*The problem*.
Reproduce the listing below verbatim.

--------------------

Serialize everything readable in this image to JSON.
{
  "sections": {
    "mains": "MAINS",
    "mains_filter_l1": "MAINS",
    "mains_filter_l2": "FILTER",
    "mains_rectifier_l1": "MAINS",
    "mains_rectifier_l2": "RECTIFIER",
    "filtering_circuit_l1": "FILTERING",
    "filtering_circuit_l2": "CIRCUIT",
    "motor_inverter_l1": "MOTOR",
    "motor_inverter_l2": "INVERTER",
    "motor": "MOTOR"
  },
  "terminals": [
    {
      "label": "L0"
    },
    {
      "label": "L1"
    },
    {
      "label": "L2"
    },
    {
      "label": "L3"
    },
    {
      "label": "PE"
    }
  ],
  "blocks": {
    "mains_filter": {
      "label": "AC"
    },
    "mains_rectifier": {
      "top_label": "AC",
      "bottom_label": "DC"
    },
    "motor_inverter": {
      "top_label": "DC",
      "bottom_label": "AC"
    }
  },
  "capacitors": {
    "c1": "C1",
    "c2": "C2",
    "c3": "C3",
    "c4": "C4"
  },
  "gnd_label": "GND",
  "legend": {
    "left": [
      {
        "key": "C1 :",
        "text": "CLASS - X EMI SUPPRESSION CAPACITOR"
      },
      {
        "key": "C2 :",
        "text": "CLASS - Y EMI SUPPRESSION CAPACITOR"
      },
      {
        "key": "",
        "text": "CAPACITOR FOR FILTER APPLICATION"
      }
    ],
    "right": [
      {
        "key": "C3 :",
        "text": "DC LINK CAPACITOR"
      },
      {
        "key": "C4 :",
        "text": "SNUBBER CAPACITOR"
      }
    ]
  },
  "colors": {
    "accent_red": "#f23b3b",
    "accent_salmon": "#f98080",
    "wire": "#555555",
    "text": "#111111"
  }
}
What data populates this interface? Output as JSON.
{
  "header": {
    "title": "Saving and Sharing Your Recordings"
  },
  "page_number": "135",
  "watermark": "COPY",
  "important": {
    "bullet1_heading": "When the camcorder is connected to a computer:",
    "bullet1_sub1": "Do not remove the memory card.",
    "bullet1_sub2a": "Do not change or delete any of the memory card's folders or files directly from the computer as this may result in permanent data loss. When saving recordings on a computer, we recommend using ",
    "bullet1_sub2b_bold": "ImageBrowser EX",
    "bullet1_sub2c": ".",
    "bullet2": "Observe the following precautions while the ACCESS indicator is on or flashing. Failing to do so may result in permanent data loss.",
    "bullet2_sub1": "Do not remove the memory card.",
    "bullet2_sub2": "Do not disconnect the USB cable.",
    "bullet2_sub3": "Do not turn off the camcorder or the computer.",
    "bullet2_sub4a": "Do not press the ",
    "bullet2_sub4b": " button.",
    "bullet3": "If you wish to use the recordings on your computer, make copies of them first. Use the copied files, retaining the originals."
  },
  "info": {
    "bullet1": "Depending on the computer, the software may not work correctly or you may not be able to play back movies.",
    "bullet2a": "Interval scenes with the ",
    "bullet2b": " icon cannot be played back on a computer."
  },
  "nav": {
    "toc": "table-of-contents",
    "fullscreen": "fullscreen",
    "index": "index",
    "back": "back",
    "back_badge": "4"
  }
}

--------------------

*Answer box*.
Serialize everything readable in this image to JSON.
{
  "sections": {
    "mains": "MAINS",
    "mains_filter_l1": "MAINS",
    "mains_filter_l2": "FILTER",
    "mains_rectifier_l1": "MAINS",
    "mains_rectifier_l2": "RECTIFIER",
    "filtering_circuit_l1": "FILTERING",
    "filtering_circuit_l2": "CIRCUIT",
    "motor_inverter_l1": "MOTOR",
    "motor_inverter_l2": "INVERTER",
    "motor": "MOTOR"
  },
  "terminals": [
    {
      "label": "L0"
    },
    {
      "label": "L1"
    },
    {
      "label": "L2"
    },
    {
      "label": "L3"
    },
    {
      "label": "PE"
    }
  ],
  "blocks": {
    "mains_filter": {
      "label": "AC"
    },
    "mains_rectifier": {
      "top_label": "AC",
      "bottom_label": "DC"
    },
    "motor_inverter": {
      "top_label": "DC",
      "bottom_label": "AC"
    }
  },
  "capacitors": {
    "c1": "C1",
    "c2": "C2",
    "c3": "C3",
    "c4": "C4"
  },
  "gnd_label": "GND",
  "legend": {
    "left": [
      {
        "key": "C1 :",
        "text": "CLASS - X EMI SUPPRESSION CAPACITOR"
      },
      {
        "key": "C2 :",
        "text": "CLASS - Y EMI SUPPRESSION CAPACITOR"
      },
      {
        "key": "",
        "text": "CAPACITOR FOR FILTER APPLICATION"
      }
    ],
    "right": [
      {
        "key": "C3 :",
        "text": "DC LINK CAPACITOR"
      },
      {
        "key": "C4 :",
        "text": "SNUBBER CAPACITOR"
      }
    ]
  },
  "colors": {
    "accent_red": "#f23b3b",
    "accent_salmon": "#f98080",
    "wire": "#555555",
    "text": "#111111"
  }
}
What data populates this interface? Output as JSON.
{
  "header": {
    "title": "Saving and Sharing Your Recordings"
  },
  "page_number": "135",
  "watermark": "COPY",
  "important": {
    "bullet1_heading": "When the camcorder is connected to a computer:",
    "bullet1_sub1": "Do not remove the memory card.",
    "bullet1_sub2a": "Do not change or delete any of the memory card's folders or files directly from the computer as this may result in permanent data loss. When saving recordings on a computer, we recommend using ",
    "bullet1_sub2b_bold": "ImageBrowser EX",
    "bullet1_sub2c": ".",
    "bullet2": "Observe the following precautions while the ACCESS indicator is on or flashing. Failing to do so may result in permanent data loss.",
    "bullet2_sub1": "Do not remove the memory card.",
    "bullet2_sub2": "Do not disconnect the USB cable.",
    "bullet2_sub3": "Do not turn off the camcorder or the computer.",
    "bullet2_sub4a": "Do not press the ",
    "bullet2_sub4b": " button.",
    "bullet3": "If you wish to use the recordings on your computer, make copies of them first. Use the copied files, retaining the originals."
  },
  "info": {
    "bullet1": "Depending on the computer, the software may not work correctly or you may not be able to play back movies.",
    "bullet2a": "Interval scenes with the ",
    "bullet2b": " icon cannot be played back on a computer."
  },
  "nav": {
    "toc": "table-of-contents",
    "fullscreen": "fullscreen",
    "index": "index",
    "back": "back",
    "back_badge": "4"
  }
}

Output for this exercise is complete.